**PROBLEM:**
A complete copy of the entries, exactly as written, is the expected result.

**Page and application data records:**

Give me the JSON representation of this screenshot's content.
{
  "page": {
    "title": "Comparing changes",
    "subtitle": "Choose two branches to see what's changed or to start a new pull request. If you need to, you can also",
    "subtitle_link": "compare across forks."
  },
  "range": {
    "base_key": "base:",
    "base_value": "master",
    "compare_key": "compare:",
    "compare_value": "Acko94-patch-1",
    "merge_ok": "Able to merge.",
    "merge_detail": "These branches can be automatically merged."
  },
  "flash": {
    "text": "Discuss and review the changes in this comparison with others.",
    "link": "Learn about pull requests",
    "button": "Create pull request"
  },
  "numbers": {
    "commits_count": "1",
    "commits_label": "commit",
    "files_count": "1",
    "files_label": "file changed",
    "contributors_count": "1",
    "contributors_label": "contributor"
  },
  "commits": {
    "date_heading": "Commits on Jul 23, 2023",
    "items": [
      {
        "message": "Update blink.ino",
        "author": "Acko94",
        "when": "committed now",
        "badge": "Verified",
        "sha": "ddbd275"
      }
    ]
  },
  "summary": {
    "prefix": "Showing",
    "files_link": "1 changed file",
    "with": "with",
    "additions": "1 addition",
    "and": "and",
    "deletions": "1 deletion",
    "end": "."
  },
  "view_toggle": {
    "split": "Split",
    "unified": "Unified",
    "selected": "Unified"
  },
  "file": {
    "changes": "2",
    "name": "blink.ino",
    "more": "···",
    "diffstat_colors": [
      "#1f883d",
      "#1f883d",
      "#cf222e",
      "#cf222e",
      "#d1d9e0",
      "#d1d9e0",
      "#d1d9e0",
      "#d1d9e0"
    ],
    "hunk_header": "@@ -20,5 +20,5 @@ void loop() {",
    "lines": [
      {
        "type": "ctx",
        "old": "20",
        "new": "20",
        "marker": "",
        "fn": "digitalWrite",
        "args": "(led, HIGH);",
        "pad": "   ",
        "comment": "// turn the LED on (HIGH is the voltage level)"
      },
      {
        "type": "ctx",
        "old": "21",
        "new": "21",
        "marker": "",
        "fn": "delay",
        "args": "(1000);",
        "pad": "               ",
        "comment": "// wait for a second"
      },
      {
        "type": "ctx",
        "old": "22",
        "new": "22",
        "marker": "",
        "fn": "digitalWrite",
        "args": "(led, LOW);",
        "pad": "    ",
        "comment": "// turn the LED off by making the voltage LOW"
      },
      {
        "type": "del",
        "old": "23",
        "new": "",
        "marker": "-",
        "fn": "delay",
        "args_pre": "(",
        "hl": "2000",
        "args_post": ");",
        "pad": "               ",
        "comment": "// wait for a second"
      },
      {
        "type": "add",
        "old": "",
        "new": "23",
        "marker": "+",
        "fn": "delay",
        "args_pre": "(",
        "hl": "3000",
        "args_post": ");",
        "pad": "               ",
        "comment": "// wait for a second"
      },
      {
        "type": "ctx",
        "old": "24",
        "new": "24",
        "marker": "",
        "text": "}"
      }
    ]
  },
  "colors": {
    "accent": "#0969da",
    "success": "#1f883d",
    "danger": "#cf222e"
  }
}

**YOUR RESPONSE:**
Give me the JSON representation of this screenshot's content.
{
  "page": {
    "title": "Comparing changes",
    "subtitle": "Choose two branches to see what's changed or to start a new pull request. If you need to, you can also",
    "subtitle_link": "compare across forks."
  },
  "range": {
    "base_key": "base:",
    "base_value": "master",
    "compare_key": "compare:",
    "compare_value": "Acko94-patch-1",
    "merge_ok": "Able to merge.",
    "merge_detail": "These branches can be automatically merged."
  },
  "flash": {
    "text": "Discuss and review the changes in this comparison with others.",
    "link": "Learn about pull requests",
    "button": "Create pull request"
  },
  "numbers": {
    "commits_count": "1",
    "commits_label": "commit",
    "files_count": "1",
    "files_label": "file changed",
    "contributors_count": "1",
    "contributors_label": "contributor"
  },
  "commits": {
    "date_heading": "Commits on Jul 23, 2023",
    "items": [
      {
        "message": "Update blink.ino",
        "author": "Acko94",
        "when": "committed now",
        "badge": "Verified",
        "sha": "ddbd275"
      }
    ]
  },
  "summary": {
    "prefix": "Showing",
    "files_link": "1 changed file",
    "with": "with",
    "additions": "1 addition",
    "and": "and",
    "deletions": "1 deletion",
    "end": "."
  },
  "view_toggle": {
    "split": "Split",
    "unified": "Unified",
    "selected": "Unified"
  },
  "file": {
    "changes": "2",
    "name": "blink.ino",
    "more": "···",
    "diffstat_colors": [
      "#1f883d",
      "#1f883d",
      "#cf222e",
      "#cf222e",
      "#d1d9e0",
      "#d1d9e0",
      "#d1d9e0",
      "#d1d9e0"
    ],
    "hunk_header": "@@ -20,5 +20,5 @@ void loop() {",
    "lines": [
      {
        "type": "ctx",
        "old": "20",
        "new": "20",
        "marker": "",
        "fn": "digitalWrite",
        "args": "(led, HIGH);",
        "pad": "   ",
        "comment": "// turn the LED on (HIGH is the voltage level)"
      },
      {
        "type": "ctx",
        "old": "21",
        "new": "21",
        "marker": "",
        "fn": "delay",
        "args": "(1000);",
        "pad": "               ",
        "comment": "// wait for a second"
      },
      {
        "type": "ctx",
        "old": "22",
        "new": "22",
        "marker": "",
        "fn": "digitalWrite",
        "args": "(led, LOW);",
        "pad": "    ",
        "comment": "// turn the LED off by making the voltage LOW"
      },
      {
        "type": "del",
        "old": "23",
        "new": "",
        "marker": "-",
        "fn": "delay",
        "args_pre": "(",
        "hl": "2000",
        "args_post": ");",
        "pad": "               ",
        "comment": "// wait for a second"
      },
      {
        "type": "add",
        "old": "",
        "new": "23",
        "marker": "+",
        "fn": "delay",
        "args_pre": "(",
        "hl": "3000",
        "args_post": ");",
        "pad": "               ",
        "comment": "// wait for a second"
      },
      {
        "type": "ctx",
        "old": "24",
        "new": "24",
        "marker": "",
        "text": "}"
      }
    ]
  },
  "colors": {
    "accent": "#0969da",
    "success": "#1f883d",
    "danger": "#cf222e"
  }
}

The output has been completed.